For months, I've had the intention of buying a big block of clay for Silas to explore, inspired by this post and prior to that this book. I loved the idea of introducing this unique sensory experience; my hesitation came from the fact that in the Waldorf tradition the introduction of clay is delayed until the child is nine-years-old. This is because in the first stage of development (the first six years of life) maintaining warmth within the child is given great importance and working with cool, damp clay pulls warmth from the body. Ultimately, I decided to introduce clay in the hot months of summer so that he could benefit from the sensory experience while this cooling effect would be minimized.
I cut him a slab that was a couple inches thick, placing it on an over-sized cutting board along with a selection of bamboo kitchen utensils (forks, knives, and chopsticks), a wet sponge, and a collection of wooden massage tools that I've been gathering from thrift stores for this purpose.
He was a little hesitant to begin; not quite sure what to make of this mass of gray.
He started by taking all the tools and either setting them on top of the slab, or pressing them into it.
Then he did lots of poking and some scraping, making deep holes in the clay and then dragging the tool through it.
He made some balls and asked me to do the same, along with some coils. He pressed them flat with the end of the cylinder tool.
He made some snakes, which he also pressed flat.
And he spent a lot of time picking the clay off of his fingers and the tools, noticing the way that the clay hardened and dried. I tried to keep my talking to a minimum so that he could spend this first session in free exploration. We'll come back to this exploration often, I'm sure.
These three books (especially the first two titles) are wonderful for guidance:
Poking, Pinching & Pretending: Documenting Toddlers' Explorations with Clay by Dee Smith & Jeanne Goldhaber -- This is a detailed account of how one group of teachers set up a series of Reggio-inspired invitations to clay for toddlers and infants. Very inspirational and a great example of how to focus on process and exploration (this book and the one that follows are included on my recommended reading list, here).
The Language of Art by Ann Pelo -- There is a full chapter on the open-ended introduction of clay to children as well as how to extend their interest.
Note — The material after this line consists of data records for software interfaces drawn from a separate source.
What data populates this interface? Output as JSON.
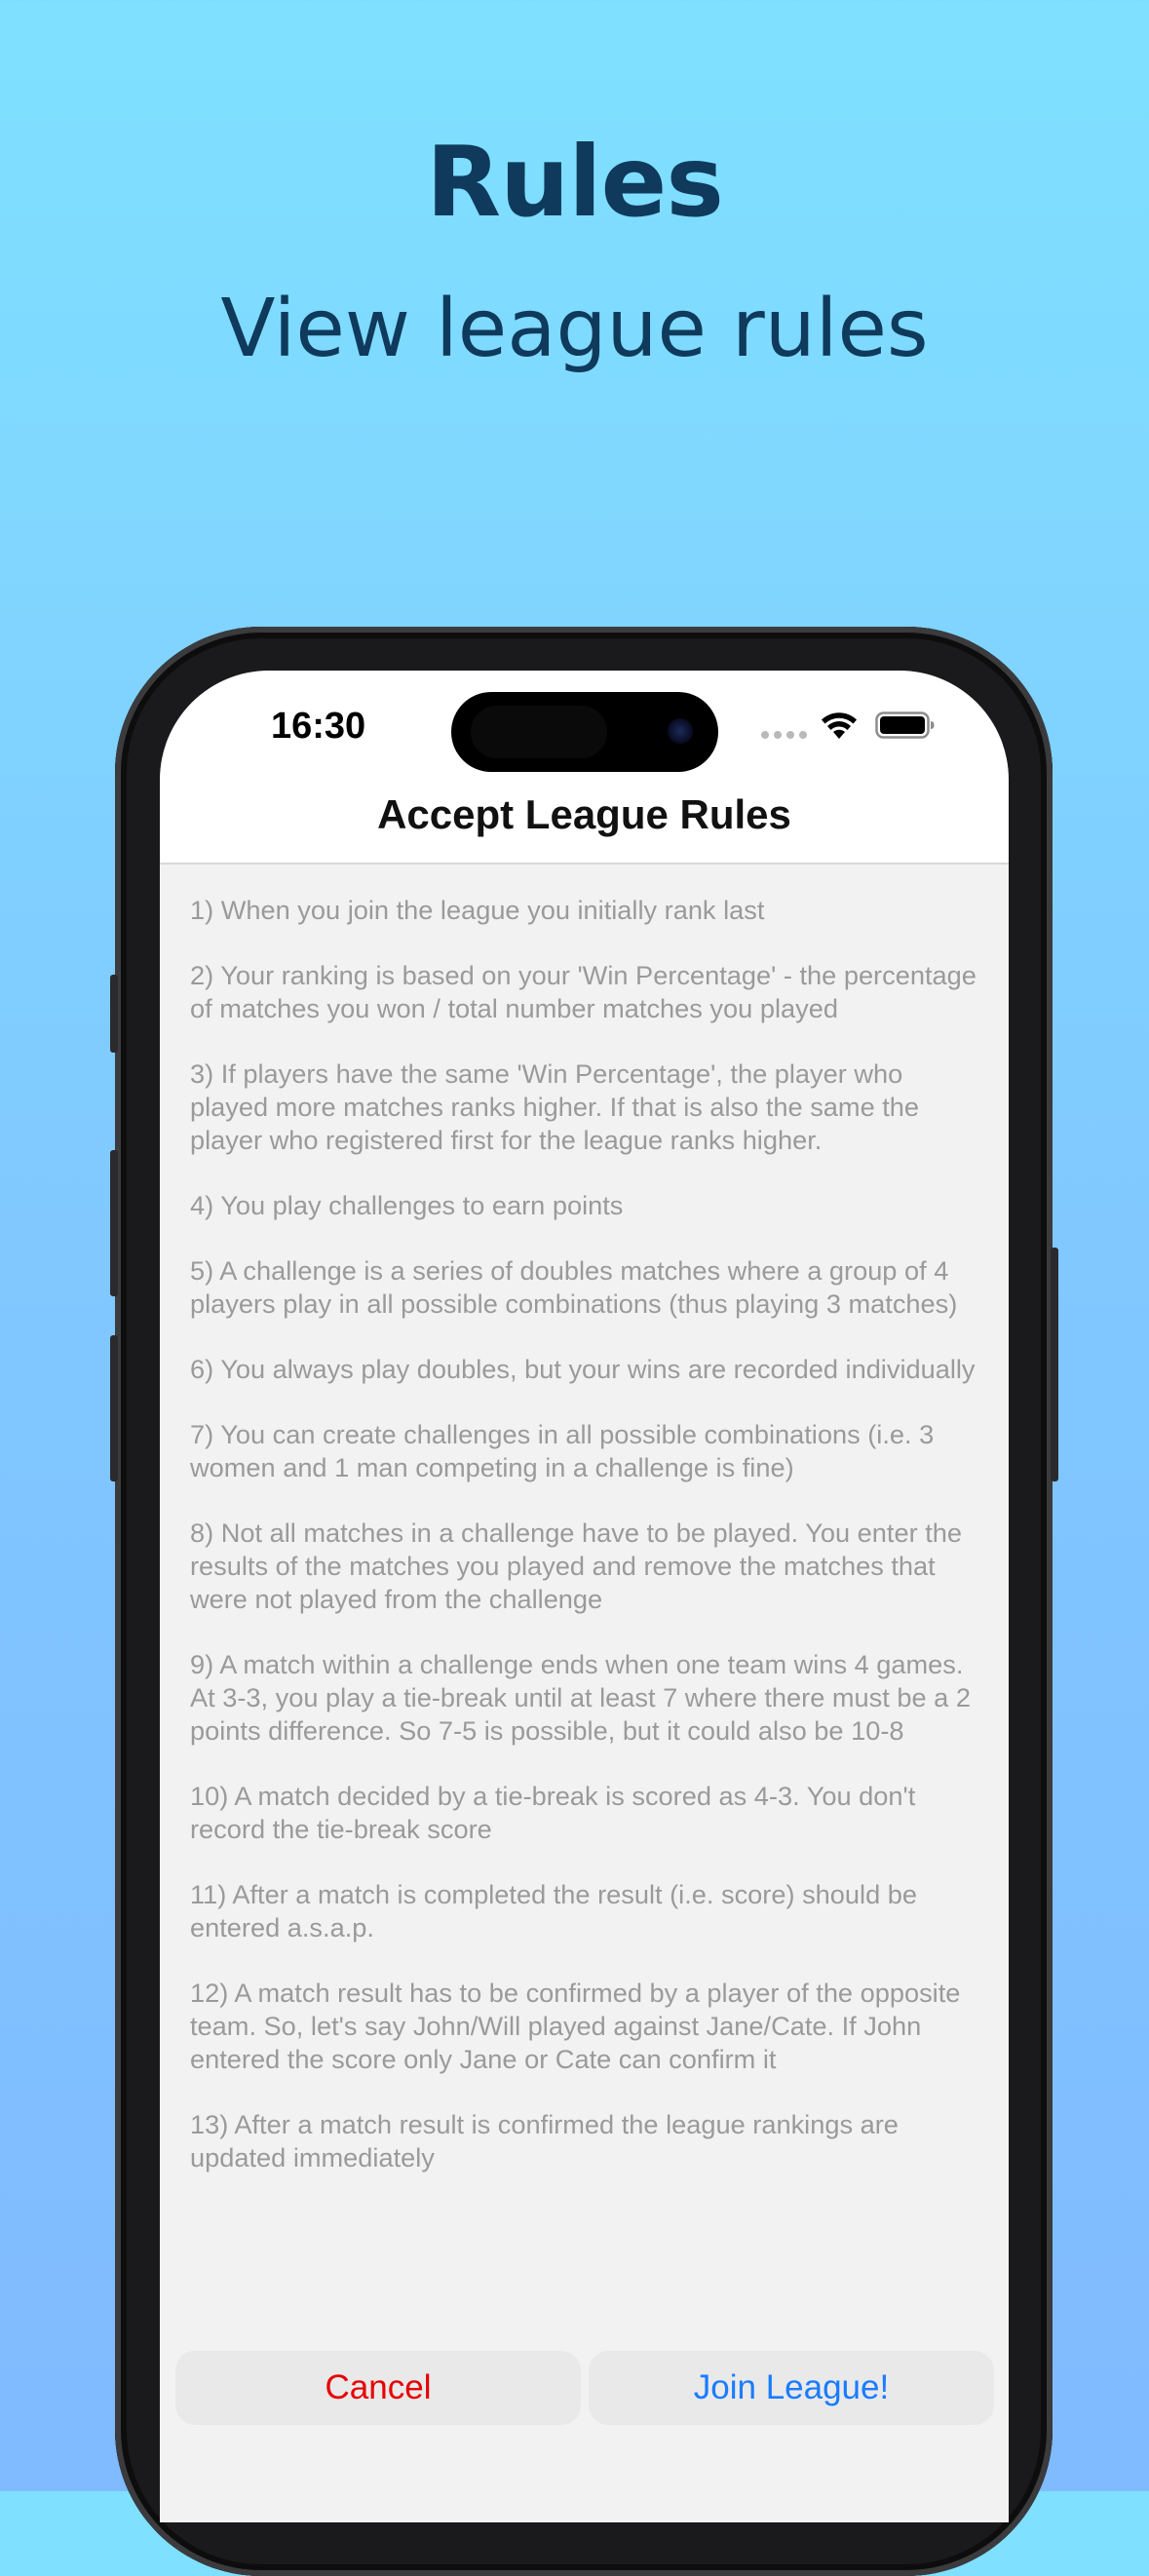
{
  "hero": {
    "title": "Rules",
    "subtitle": "View league rules"
  },
  "status_bar": {
    "time": "16:30",
    "icons": [
      "signal-dots-icon",
      "wifi-icon",
      "battery-icon"
    ]
  },
  "nav": {
    "title": "Accept League Rules"
  },
  "rules": [
    "1) When you join the league you initially rank last",
    "2) Your ranking is based on your 'Win Percentage' - the percentage of matches you won / total number matches you played",
    "3) If players have the same 'Win Percentage', the player who played more matches ranks higher. If that is also the same the player who registered first for the league ranks higher.",
    "4) You play challenges to earn points",
    "5) A challenge is a series of doubles matches where a group of 4 players play in all possible combinations (thus playing 3 matches)",
    "6) You always play doubles, but your wins are recorded individually",
    "7) You can create challenges in all possible combinations (i.e. 3 women and 1 man competing in a challenge is fine)",
    "8) Not all matches in a challenge have to be played. You enter the results of the matches you played and remove the matches that were not played from the challenge",
    "9) A match within a challenge ends when one team wins 4 games. At 3-3, you play a tie-break until at least 7 where there must be a 2 points difference. So 7-5 is possible, but it could also be 10-8",
    "10) A match decided by a tie-break is scored as 4-3. You don't record the tie-break score",
    "11) After a match is completed the result (i.e. score) should be entered a.s.a.p.",
    "12) A match result has to be confirmed by a player of the opposite team. So, let's say John/Will played against Jane/Cate. If John entered the score only Jane or Cate can confirm it",
    "13) After a match result is confirmed the league rankings are updated immediately"
  ],
  "buttons": {
    "cancel": "Cancel",
    "join": "Join League!"
  },
  "colors": {
    "background_top": "#7fe1ff",
    "background_bottom": "#80baff",
    "heading": "#0f3a5c",
    "rule_text": "#9a9a9a",
    "cancel": "#e60000",
    "join": "#1a7cff"
  }
}
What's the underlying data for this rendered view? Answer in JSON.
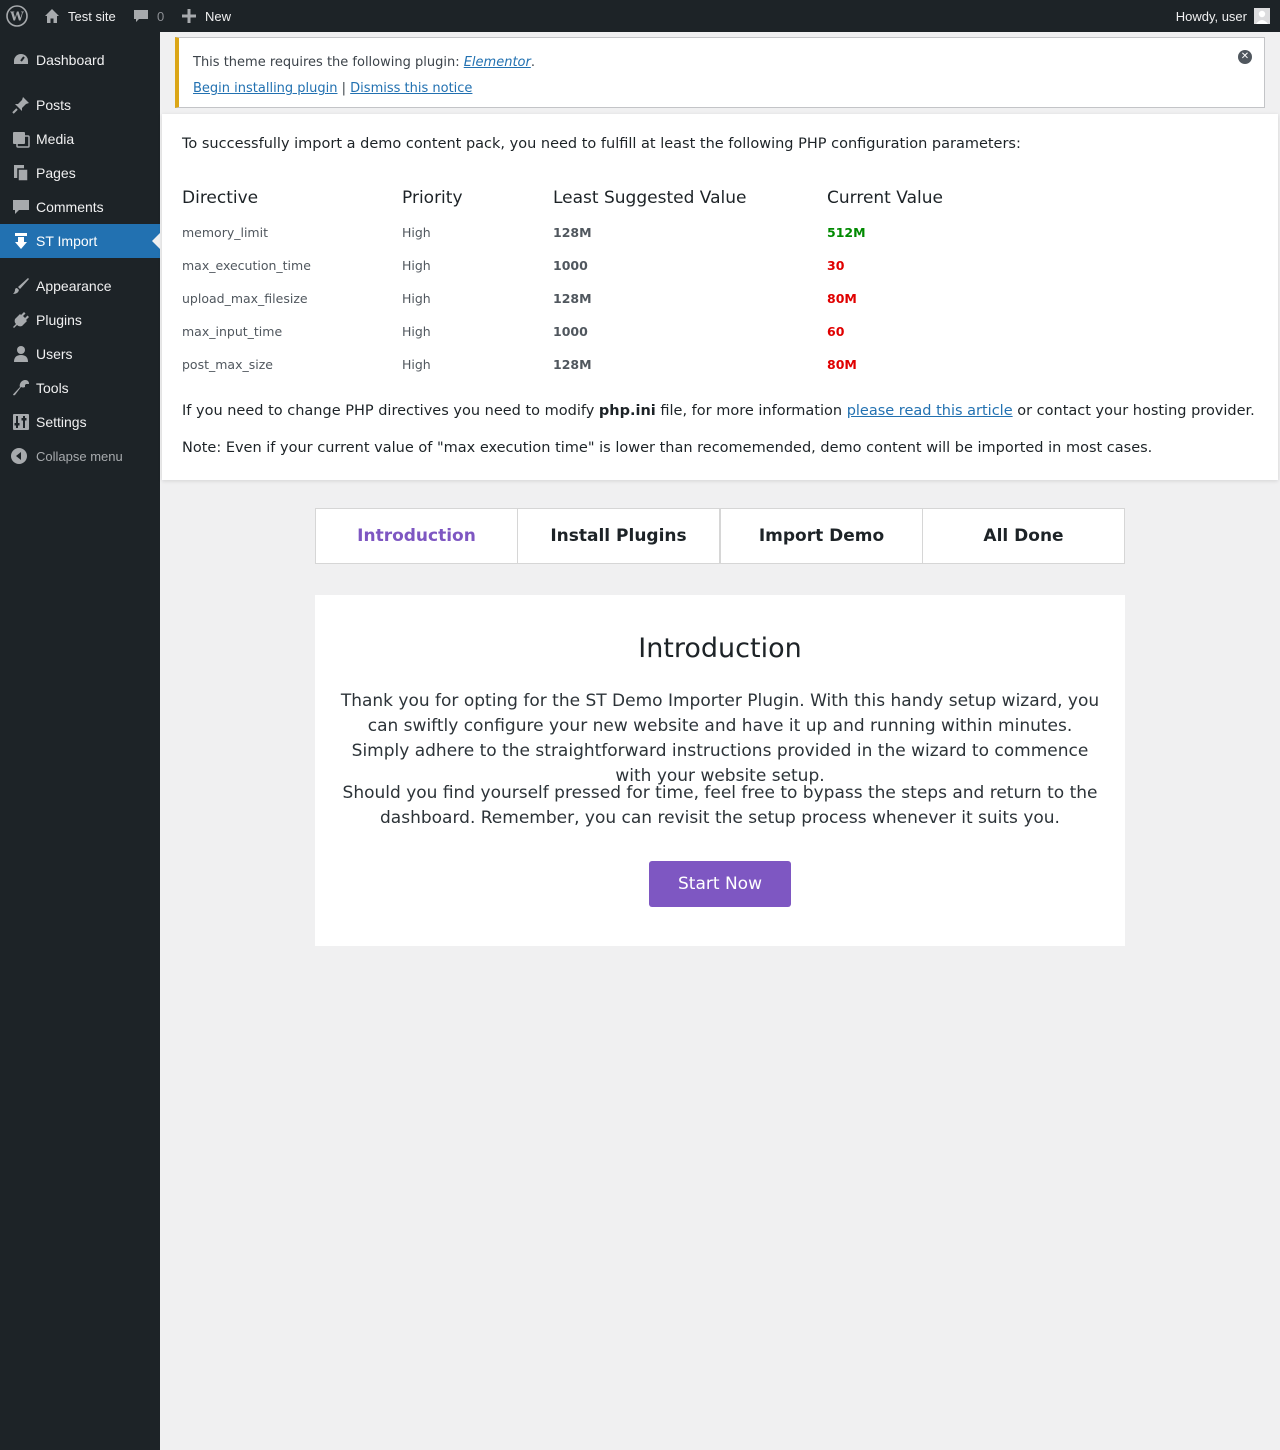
{
  "adminbar": {
    "site_name": "Test site",
    "comments_count": "0",
    "new_label": "New",
    "howdy": "Howdy, user"
  },
  "sidebar": {
    "items": [
      {
        "label": "Dashboard",
        "icon": "dashboard-icon"
      },
      {
        "label": "Posts",
        "icon": "pin-icon"
      },
      {
        "label": "Media",
        "icon": "media-icon"
      },
      {
        "label": "Pages",
        "icon": "pages-icon"
      },
      {
        "label": "Comments",
        "icon": "comment-icon"
      },
      {
        "label": "ST Import",
        "icon": "import-icon",
        "current": true
      },
      {
        "label": "Appearance",
        "icon": "brush-icon"
      },
      {
        "label": "Plugins",
        "icon": "plug-icon"
      },
      {
        "label": "Users",
        "icon": "user-icon"
      },
      {
        "label": "Tools",
        "icon": "wrench-icon"
      },
      {
        "label": "Settings",
        "icon": "settings-icon"
      }
    ],
    "collapse_label": "Collapse menu"
  },
  "notice": {
    "text_before": "This theme requires the following plugin: ",
    "plugin_name": "Elementor",
    "text_after": ".",
    "install_link": "Begin installing plugin",
    "separator": " | ",
    "dismiss_link": "Dismiss this notice"
  },
  "requirements": {
    "intro": "To successfully import a demo content pack, you need to fulfill at least the following PHP configuration parameters:",
    "headers": [
      "Directive",
      "Priority",
      "Least Suggested Value",
      "Current Value"
    ],
    "rows": [
      {
        "directive": "memory_limit",
        "priority": "High",
        "suggested": "128M",
        "current": "512M",
        "status": "ok"
      },
      {
        "directive": "max_execution_time",
        "priority": "High",
        "suggested": "1000",
        "current": "30",
        "status": "bad"
      },
      {
        "directive": "upload_max_filesize",
        "priority": "High",
        "suggested": "128M",
        "current": "80M",
        "status": "bad"
      },
      {
        "directive": "max_input_time",
        "priority": "High",
        "suggested": "1000",
        "current": "60",
        "status": "bad"
      },
      {
        "directive": "post_max_size",
        "priority": "High",
        "suggested": "128M",
        "current": "80M",
        "status": "bad"
      }
    ],
    "note1_before": "If you need to change PHP directives you need to modify ",
    "note1_file": "php.ini",
    "note1_middle": " file, for more information ",
    "note1_link": "please read this article",
    "note1_after": " or contact your hosting provider.",
    "note2": "Note: Even if your current value of \"max execution time\" is lower than recomemended, demo content will be imported in most cases."
  },
  "tabs": [
    {
      "label": "Introduction",
      "active": true
    },
    {
      "label": "Install Plugins"
    },
    {
      "label": "Import Demo"
    },
    {
      "label": "All Done"
    }
  ],
  "intro_card": {
    "title": "Introduction",
    "paragraph1": "Thank you for opting for the ST Demo Importer Plugin. With this handy setup wizard, you can swiftly configure your new website and have it up and running within minutes. Simply adhere to the straightforward instructions provided in the wizard to commence with your website setup.",
    "paragraph2": "Should you find yourself pressed for time, feel free to bypass the steps and return to the dashboard. Remember, you can revisit the setup process whenever it suits you.",
    "button": "Start Now"
  },
  "colors": {
    "accent": "#7e57c2",
    "wp_blue": "#2271b1",
    "ok": "#008a00",
    "bad": "#e00000",
    "notice_border": "#dba617"
  }
}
Exploring Clay with Children by Chris Utley and Mal Magson -- This is a great resource, especially for those who have no (or very little) experience working with clay. All the basics are covered as well as a selection of really great project ideas. The projects are more product, rather than process oriented, so it may be better for an older elementary-aged child.